17:30-19:00 (Monday, Wednesday)
On Mondays and Wednesdays I join the Yap paddling team for an evening paddle in the outrigger canoes. Rain or shine this is always a great time. Being out on the water, feeling the sticky humid sea air and watching the setting sun illuminating the omnipresent towers of clouds just beyond the reef, is my favorite time of the day. We started at a measly mile, but are slowly working our endurance up to 10+ miles (to be paddled on weekends). The canoes are surprisingly heavy and require at least 5 adults to launch. Being out on the water, stroking the water in sync, I am constantly brought back to the years on my high school crew team.

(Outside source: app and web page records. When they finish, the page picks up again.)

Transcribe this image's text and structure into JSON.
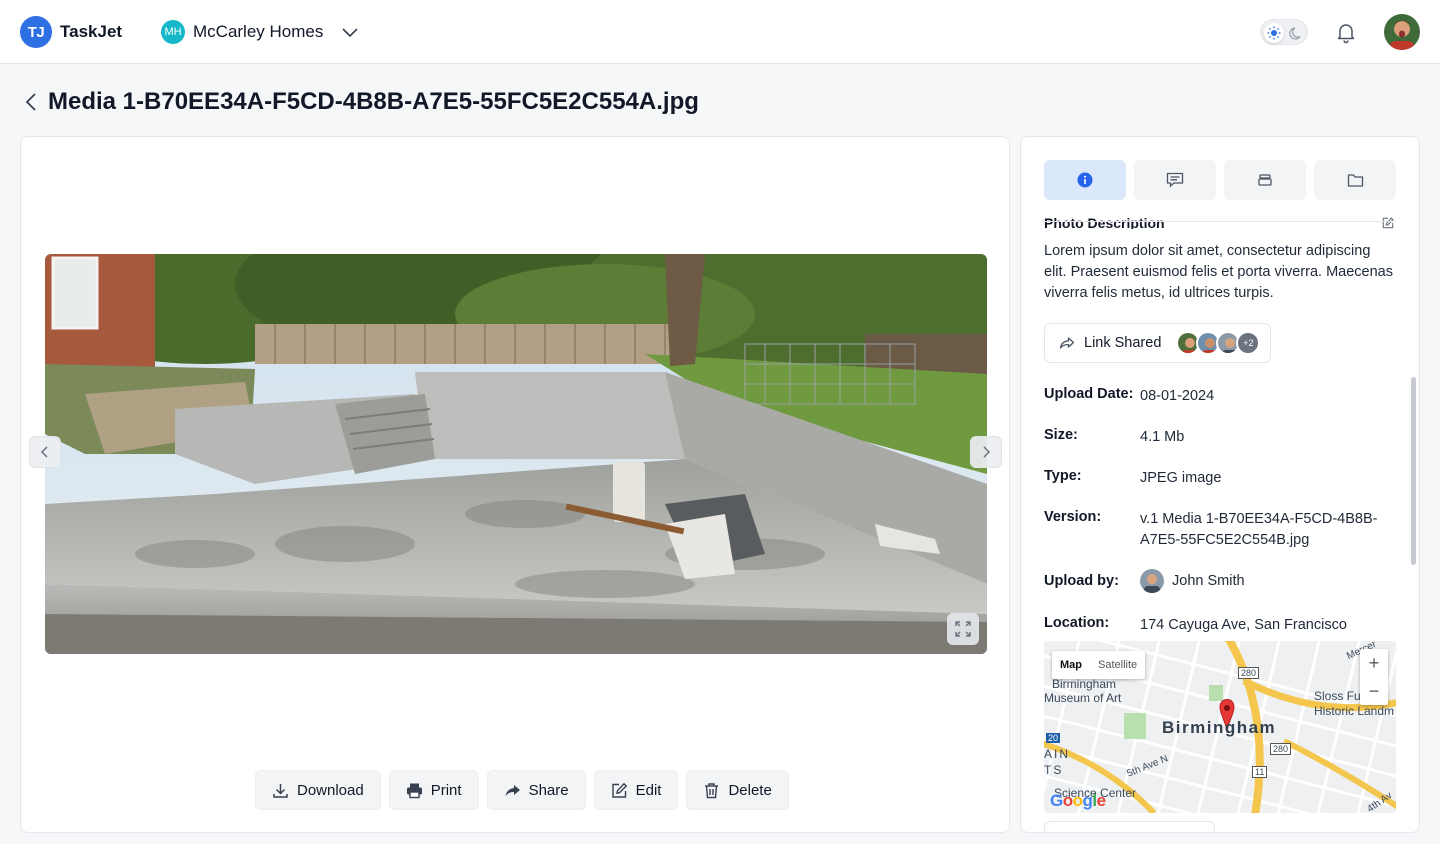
{
  "app": {
    "logo_initials": "TJ",
    "name": "TaskJet",
    "org_initials": "MH",
    "org_name": "McCarley Homes"
  },
  "header": {
    "icons": [
      "sun-icon",
      "moon-icon",
      "bell-icon",
      "user-avatar"
    ]
  },
  "page": {
    "title": "Media 1-B70EE34A-F5CD-4B8B-A7E5-55FC5E2C554A.jpg"
  },
  "viewer": {
    "actions": [
      {
        "label": "Download",
        "icon": "download-icon"
      },
      {
        "label": "Print",
        "icon": "printer-icon"
      },
      {
        "label": "Share",
        "icon": "share-icon"
      },
      {
        "label": "Edit",
        "icon": "edit-icon"
      },
      {
        "label": "Delete",
        "icon": "trash-icon"
      }
    ]
  },
  "side": {
    "tabs": [
      {
        "icon": "info-icon",
        "active": true
      },
      {
        "icon": "comment-icon",
        "active": false
      },
      {
        "icon": "layers-icon",
        "active": false
      },
      {
        "icon": "folder-icon",
        "active": false
      }
    ],
    "description_title": "Photo Description",
    "description_text": "Lorem ipsum dolor sit amet, consectetur adipiscing elit. Praesent euismod felis et porta viverra. Maecenas viverra felis metus, id ultrices turpis.",
    "link_shared_label": "Link Shared",
    "link_shared_more": "+2",
    "details": {
      "upload_date_label": "Upload Date:",
      "upload_date": "08-01-2024",
      "size_label": "Size:",
      "size": "4.1 Mb",
      "type_label": "Type:",
      "type": "JPEG image",
      "version_label": "Version:",
      "version": "v.1 Media 1-B70EE34A-F5CD-4B8B-A7E5-55FC5E2C554B.jpg",
      "upload_by_label": "Upload by:",
      "upload_by": "John Smith",
      "location_label": "Location:",
      "location": "174 Cayuga Ave, San Francisco"
    },
    "map": {
      "type_map": "Map",
      "type_satellite": "Satellite",
      "zoom_in": "+",
      "zoom_out": "−",
      "labels": {
        "museum": "Birmingham",
        "museum2": "Museum of Art",
        "city": "Birmingham",
        "sloss": "Sloss Fu",
        "sloss2": "Historic Landm",
        "science": "Science Center",
        "ave": "5th Ave N",
        "fourth": "4th Av",
        "mercer": "Mercer",
        "i20": "20",
        "r280a": "280",
        "r280b": "280",
        "r11": "11",
        "ain": "AIN",
        "ts": "TS"
      },
      "google": "Google"
    }
  },
  "colors": {
    "accent": "#2f6fe4",
    "org": "#14b8c8",
    "tab_active": "#dbe8fb"
  }
}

If the weather is nice on Tuesday evenings, the three of us go for a stroll around the lagoon, or for a hike up past the old WWII Japanese bunker to the windmills (the highest point on the island) to watch the sunset over the Pacific.

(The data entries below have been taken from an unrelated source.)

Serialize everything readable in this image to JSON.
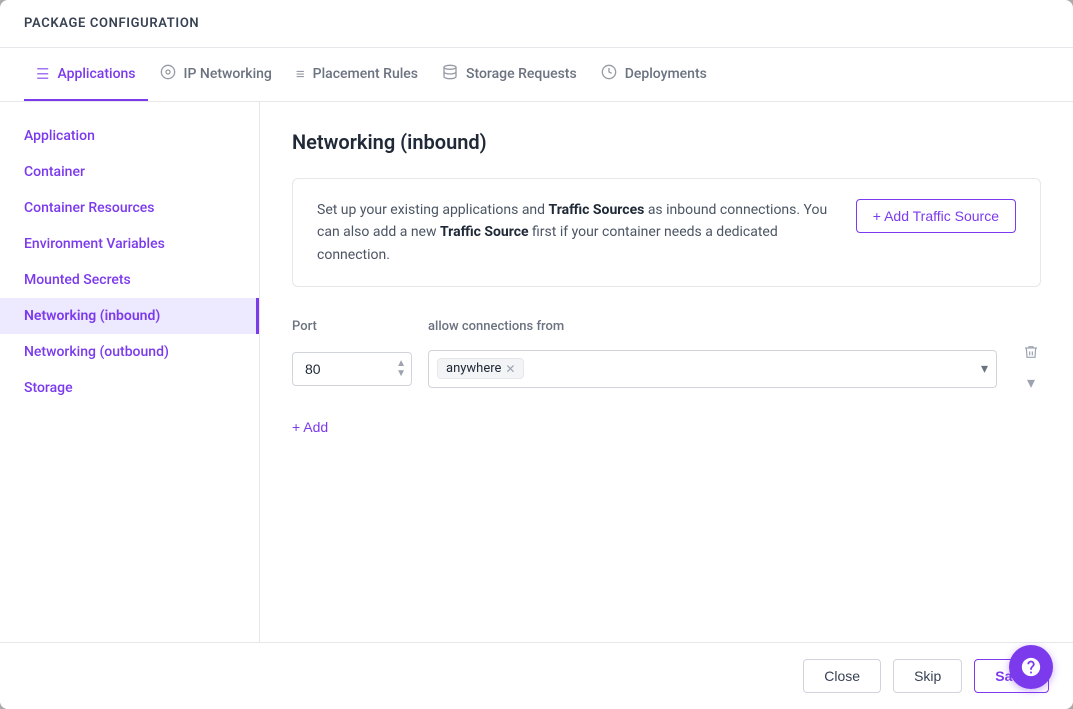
{
  "header": {
    "title": "PACKAGE CONFIGURATION"
  },
  "tabs": [
    {
      "id": "applications",
      "label": "Applications",
      "icon": "☰",
      "active": true
    },
    {
      "id": "ip-networking",
      "label": "IP Networking",
      "icon": "⊙"
    },
    {
      "id": "placement-rules",
      "label": "Placement Rules",
      "icon": "≡"
    },
    {
      "id": "storage-requests",
      "label": "Storage Requests",
      "icon": "⬜"
    },
    {
      "id": "deployments",
      "label": "Deployments",
      "icon": "⏱"
    }
  ],
  "sidebar": {
    "items": [
      {
        "id": "application",
        "label": "Application"
      },
      {
        "id": "container",
        "label": "Container"
      },
      {
        "id": "container-resources",
        "label": "Container Resources"
      },
      {
        "id": "environment-variables",
        "label": "Environment Variables"
      },
      {
        "id": "mounted-secrets",
        "label": "Mounted Secrets"
      },
      {
        "id": "networking-inbound",
        "label": "Networking (inbound)",
        "active": true
      },
      {
        "id": "networking-outbound",
        "label": "Networking (outbound)"
      },
      {
        "id": "storage",
        "label": "Storage"
      }
    ]
  },
  "content": {
    "section_title": "Networking (inbound)",
    "info_text_1": "Set up your existing applications and ",
    "info_bold_1": "Traffic Sources",
    "info_text_2": " as inbound connections. You can also add a new ",
    "info_bold_2": "Traffic Source",
    "info_text_3": " first if your container needs a dedicated connection.",
    "add_traffic_source_label": "+ Add Traffic Source",
    "port_label": "Port",
    "connections_label": "allow connections from",
    "port_value": "80",
    "tag_value": "anywhere",
    "add_row_label": "+ Add"
  },
  "footer": {
    "close_label": "Close",
    "skip_label": "Skip",
    "save_label": "Save"
  },
  "help": {
    "icon": "help-circle"
  }
}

On Thursday evenings, our neighbor comes over for Nunuw lessons. These hours are some of my most cherished on the island. We sit on the floor learning about the different flowers, leaves, and strings. Yet it is not the weaving of our hands that concerns us the most, but rather the conversation. Aggie used to live in Hawaii, so she has a familiarity with our American outlook on life. She has been an invaluable navigator for the sticky nuances of life here on Yap, especially the changes during its metamorphosis into modernity. She is always joking that we should not be spending time with her, because she is a ‘bad girl’…aka she is not afraid to critique her society. Her ability to reflect upon the Yapese culture in such a way has provided us yet another lens with which to compare and contrast this place.

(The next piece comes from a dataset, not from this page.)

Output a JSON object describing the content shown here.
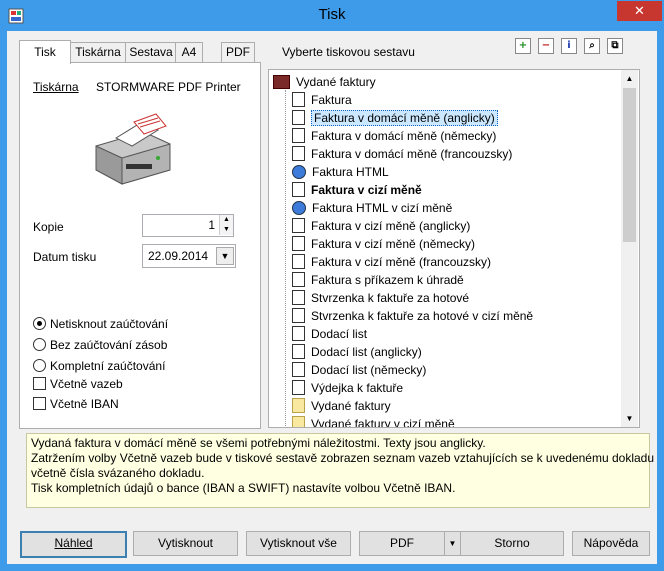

19:00 - 20:30 (if we make it that far)
It gets dark nearly instantaneously after the 18:45 sunset. Around here there are certain social rules dictating what one can or cannot do after dark, so in general we all usually end up sunken into a chair with a good book. My current read is a biography of Captain James Cook, and the best book thus far has been The Goldfinch.
Bedtime. Since there is not much else to do in the evening, why not get 9-10 hours of sleep?
17:30 - who knows when… (Fridays)
We typically head to the Mnuw, a Phinisi schooner turned restaurant, anchored at Manta Ray Dive Resort. We grab a pint or two of the local microbrew from the Stone Money Brewery. This is a spectacular locale to watch the sunset over the island. As the clock approaches 9 we migrate over to Oceania, unquestioningly the best restaurant on the island, for a bite (breadfruit chips are life), a whiskey, and good conversation. The island has been pretty dead in recent weeks, as the number of tourists seems to range between 0-10 at any given point in time. The only time there have a sizable group of tourists (maybe 40?) was during Manta Fest*.
*There has also been one cruise ship, but those ~100 people were here for less than a day.
Most weekend mornings I wake up between 6:00 or 7:00 am, do my laundry, wash either the floors, the kitchen or the bathroom, and go for a walk all before 9 am. Afterwards, weather depending, we go to the beach. If it is a monsoon out (its been a rough typhoon season with storms passing to the north most weekends) we invite our neighbors (ages 3-12) over to join for a movie or baking day. Somewhere in there we find lots of time for reading books, grading papers, calling family back home (internet works best on Saturdays because all of yap is out doing village work - similar to Norwegian dugnad- and not at home downloading TV shows).